Getting into a new relationship can happen quite easily, but figuring out whether or not your partner is going to be around for a long time is another story altogether.
Research carried out by University of British Columbia economist John Helliwell found that one specific factor was the most important for a couple's satisfaction.
The study, which was carried out on thousands of couples in relation to marriage and happiness, found that the most important factor was whether or not the both partners saw each other as best friends.
After taking into consideration the couples' ages, gender, income, and health conditions, it was found that the happiest couples all said their significant other was their closest friend.
Helliwell told the New York Times: "Maybe what is really important is friendship, and to never forget that in the push and pull of daily life."

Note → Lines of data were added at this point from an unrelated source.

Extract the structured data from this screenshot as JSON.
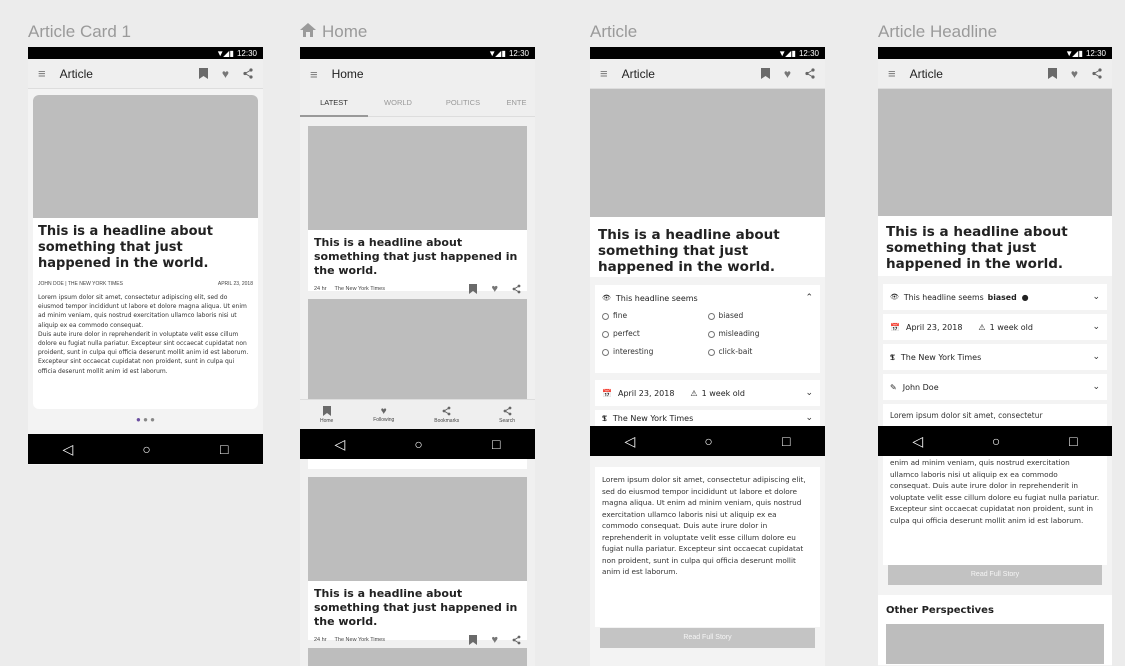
{
  "status_time": "12:30",
  "screens": {
    "s1": {
      "title": "Article Card 1"
    },
    "s2": {
      "title": "Home"
    },
    "s3": {
      "title": "Article"
    },
    "s4": {
      "title": "Article Headline"
    }
  },
  "appbar": {
    "article_title": "Article",
    "home_title": "Home"
  },
  "headline": "This is a headline about something that just happened in the world.",
  "byline": "JOHN DOE | THE NEW YORK TIMES",
  "date_caps": "APRIL 23, 2018",
  "lorem1": "Lorem ipsum dolor sit amet, consectetur adipiscing elit, sed do eiusmod tempor incididunt ut labore et dolore magna aliqua. Ut enim ad minim veniam, quis nostrud exercitation ullamco laboris nisi ut aliquip ex ea commodo consequat.",
  "lorem2": "Duis aute irure dolor in reprehenderit in voluptate velit esse cillum dolore eu fugiat nulla pariatur. Excepteur sint occaecat cupidatat non proident, sunt in culpa qui officia deserunt mollit anim id est laborum. Excepteur sint occaecat cupidatat non proident, sunt in culpa qui officia deserunt mollit anim id est laborum.",
  "lorem_full": "Lorem ipsum dolor sit amet, consectetur adipiscing elit, sed do eiusmod tempor incididunt ut labore et dolore magna aliqua. Ut enim ad minim veniam, quis nostrud exercitation ullamco laboris nisi ut aliquip ex ea commodo consequat. Duis aute irure dolor in reprehenderit in voluptate velit esse cillum dolore eu fugiat nulla pariatur. Excepteur sint occaecat cupidatat non proident, sunt in culpa qui officia deserunt mollit anim id est laborum.",
  "lorem_partial_top": "Lorem ipsum dolor sit amet, consectetur",
  "lorem_partial_bottom": "enim ad minim veniam, quis nostrud exercitation ullamco laboris nisi ut aliquip ex ea commodo consequat. Duis aute irure dolor in reprehenderit in voluptate velit esse cillum dolore eu fugiat nulla pariatur. Excepteur sint occaecat cupidatat non proident, sunt in culpa qui officia deserunt mollit anim id est laborum.",
  "home": {
    "tabs": [
      "LATEST",
      "WORLD",
      "POLITICS",
      "ENTE"
    ],
    "card_time": "24 hr",
    "card_source": "The New York Times",
    "bottom_nav": [
      "Home",
      "Following",
      "Bookmarks",
      "Search"
    ]
  },
  "rating": {
    "prompt": "This headline seems",
    "selected": "biased",
    "options": [
      "fine",
      "biased",
      "perfect",
      "misleading",
      "interesting",
      "click-bait"
    ]
  },
  "meta": {
    "date": "April 23, 2018",
    "age": "1 week old",
    "source": "The New York Times",
    "author": "John Doe"
  },
  "read_full": "Read Full Story",
  "other_perspectives": "Other Perspectives"
}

The results of the study showed that couples living together who were best friends, without being married, had the highest self-esteem and overall happiness.
It also revealed that, although women benefit more from being married to their best friend than men, women are less likely to regard their spouse as their best friend.